--- Source data Enclosed Below ---
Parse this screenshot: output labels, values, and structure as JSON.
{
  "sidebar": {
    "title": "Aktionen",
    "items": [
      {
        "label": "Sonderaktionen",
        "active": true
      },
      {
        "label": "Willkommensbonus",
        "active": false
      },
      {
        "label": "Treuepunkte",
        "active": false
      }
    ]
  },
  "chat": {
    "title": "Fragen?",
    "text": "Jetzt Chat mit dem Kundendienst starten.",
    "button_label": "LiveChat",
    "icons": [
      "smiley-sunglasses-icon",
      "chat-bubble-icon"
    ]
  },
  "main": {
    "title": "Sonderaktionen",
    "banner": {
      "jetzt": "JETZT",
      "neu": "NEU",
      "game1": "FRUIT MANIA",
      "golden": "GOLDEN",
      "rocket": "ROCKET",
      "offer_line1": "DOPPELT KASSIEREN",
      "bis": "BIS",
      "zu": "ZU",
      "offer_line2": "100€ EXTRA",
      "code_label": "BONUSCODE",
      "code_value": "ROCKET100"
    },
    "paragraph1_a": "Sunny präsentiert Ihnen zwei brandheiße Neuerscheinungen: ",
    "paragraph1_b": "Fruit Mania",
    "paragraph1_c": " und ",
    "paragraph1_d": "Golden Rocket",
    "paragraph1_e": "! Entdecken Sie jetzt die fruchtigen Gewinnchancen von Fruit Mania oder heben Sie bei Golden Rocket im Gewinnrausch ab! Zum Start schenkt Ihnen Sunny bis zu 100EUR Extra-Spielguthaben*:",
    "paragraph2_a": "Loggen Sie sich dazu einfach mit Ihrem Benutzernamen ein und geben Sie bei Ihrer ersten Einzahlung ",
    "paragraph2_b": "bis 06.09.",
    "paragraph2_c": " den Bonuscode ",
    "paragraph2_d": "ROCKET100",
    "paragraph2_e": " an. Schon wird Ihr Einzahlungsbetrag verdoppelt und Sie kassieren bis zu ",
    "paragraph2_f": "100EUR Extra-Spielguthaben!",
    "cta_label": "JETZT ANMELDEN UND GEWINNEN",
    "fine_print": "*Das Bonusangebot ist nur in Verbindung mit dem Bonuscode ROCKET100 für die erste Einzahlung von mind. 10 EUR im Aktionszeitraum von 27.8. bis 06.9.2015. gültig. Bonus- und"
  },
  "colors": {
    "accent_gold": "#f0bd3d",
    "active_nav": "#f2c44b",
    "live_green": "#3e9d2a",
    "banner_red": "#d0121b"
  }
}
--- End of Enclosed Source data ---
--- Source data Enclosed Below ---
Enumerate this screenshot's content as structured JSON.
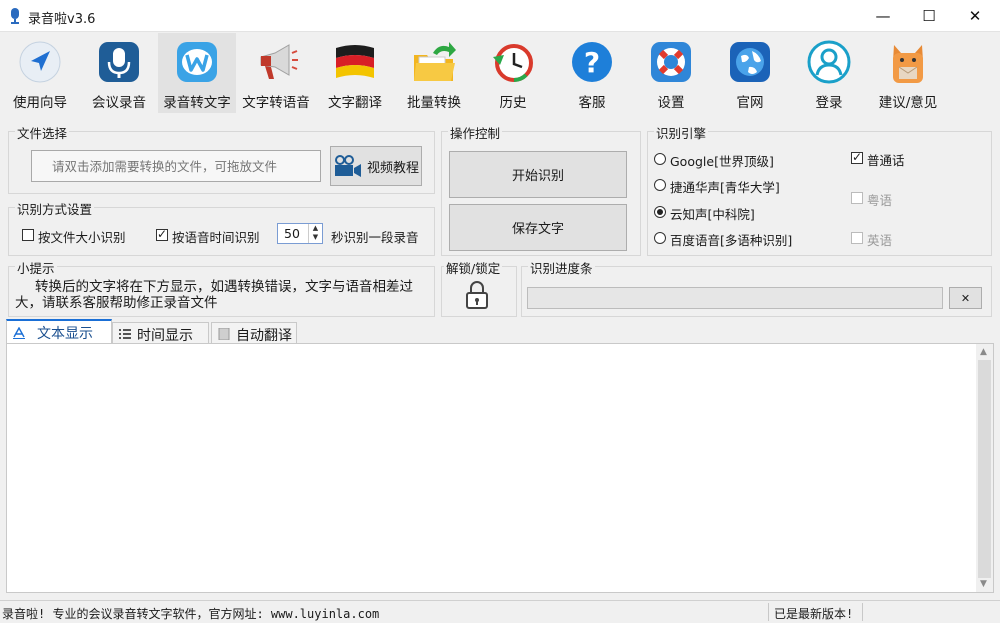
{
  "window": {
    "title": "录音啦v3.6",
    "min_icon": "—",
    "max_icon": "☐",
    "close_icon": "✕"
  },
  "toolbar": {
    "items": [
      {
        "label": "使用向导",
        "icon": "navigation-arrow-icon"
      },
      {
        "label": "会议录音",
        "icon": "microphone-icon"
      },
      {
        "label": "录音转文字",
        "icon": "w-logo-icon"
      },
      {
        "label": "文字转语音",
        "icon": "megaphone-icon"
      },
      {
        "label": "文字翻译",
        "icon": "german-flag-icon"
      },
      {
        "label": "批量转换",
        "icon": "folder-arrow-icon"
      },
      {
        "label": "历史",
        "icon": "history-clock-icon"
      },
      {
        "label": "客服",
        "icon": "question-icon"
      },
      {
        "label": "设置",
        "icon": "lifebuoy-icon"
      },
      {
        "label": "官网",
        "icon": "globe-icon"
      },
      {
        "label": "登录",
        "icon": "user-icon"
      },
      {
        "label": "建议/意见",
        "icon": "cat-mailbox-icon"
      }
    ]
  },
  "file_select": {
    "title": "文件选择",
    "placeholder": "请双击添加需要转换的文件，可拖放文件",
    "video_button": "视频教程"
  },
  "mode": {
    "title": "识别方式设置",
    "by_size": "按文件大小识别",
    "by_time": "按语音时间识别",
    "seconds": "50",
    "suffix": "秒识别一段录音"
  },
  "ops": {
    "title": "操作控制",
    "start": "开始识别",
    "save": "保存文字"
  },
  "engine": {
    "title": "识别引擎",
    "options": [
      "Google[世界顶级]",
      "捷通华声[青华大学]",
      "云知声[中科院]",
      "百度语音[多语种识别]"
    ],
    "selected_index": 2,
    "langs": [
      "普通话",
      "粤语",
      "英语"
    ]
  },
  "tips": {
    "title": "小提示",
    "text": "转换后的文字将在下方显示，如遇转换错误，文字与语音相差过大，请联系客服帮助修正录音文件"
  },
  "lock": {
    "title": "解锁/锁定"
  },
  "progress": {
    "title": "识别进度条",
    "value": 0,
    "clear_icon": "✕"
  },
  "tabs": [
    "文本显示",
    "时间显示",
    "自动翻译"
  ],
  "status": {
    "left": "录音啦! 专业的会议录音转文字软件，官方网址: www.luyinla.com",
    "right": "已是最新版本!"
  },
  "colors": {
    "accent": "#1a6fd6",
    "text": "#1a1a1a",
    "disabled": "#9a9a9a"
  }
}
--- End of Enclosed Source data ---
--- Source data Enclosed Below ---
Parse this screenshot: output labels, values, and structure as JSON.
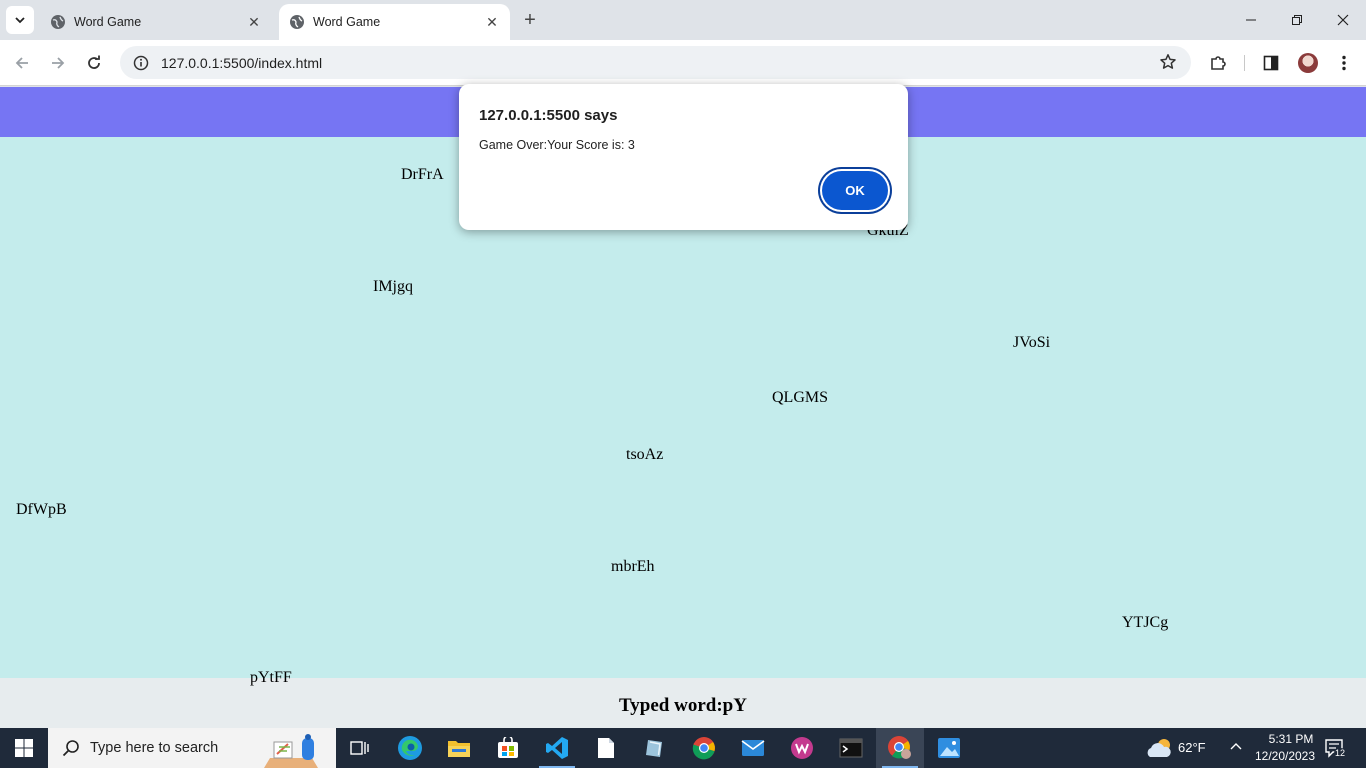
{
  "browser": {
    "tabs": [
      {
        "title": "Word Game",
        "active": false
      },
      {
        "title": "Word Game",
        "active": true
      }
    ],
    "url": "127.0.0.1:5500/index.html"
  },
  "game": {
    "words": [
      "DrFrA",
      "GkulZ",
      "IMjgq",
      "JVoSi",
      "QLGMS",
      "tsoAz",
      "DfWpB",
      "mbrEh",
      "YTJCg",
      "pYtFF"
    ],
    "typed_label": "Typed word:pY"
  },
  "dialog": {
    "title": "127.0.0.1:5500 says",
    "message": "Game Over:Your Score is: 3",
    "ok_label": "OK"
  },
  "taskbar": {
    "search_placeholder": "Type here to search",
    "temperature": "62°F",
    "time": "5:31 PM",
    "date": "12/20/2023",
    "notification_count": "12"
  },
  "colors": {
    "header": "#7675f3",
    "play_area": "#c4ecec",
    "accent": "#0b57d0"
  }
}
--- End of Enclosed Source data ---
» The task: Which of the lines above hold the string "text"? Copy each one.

» Response box:
    "text": "Jetzt Chat mit dem Kundendienst starten.",
    "text": "转换后的文字将在下方显示，如遇转换错误，文字与语音相差过大，请联系客服帮助修正录音文件"
    "text": "#1a1a1a",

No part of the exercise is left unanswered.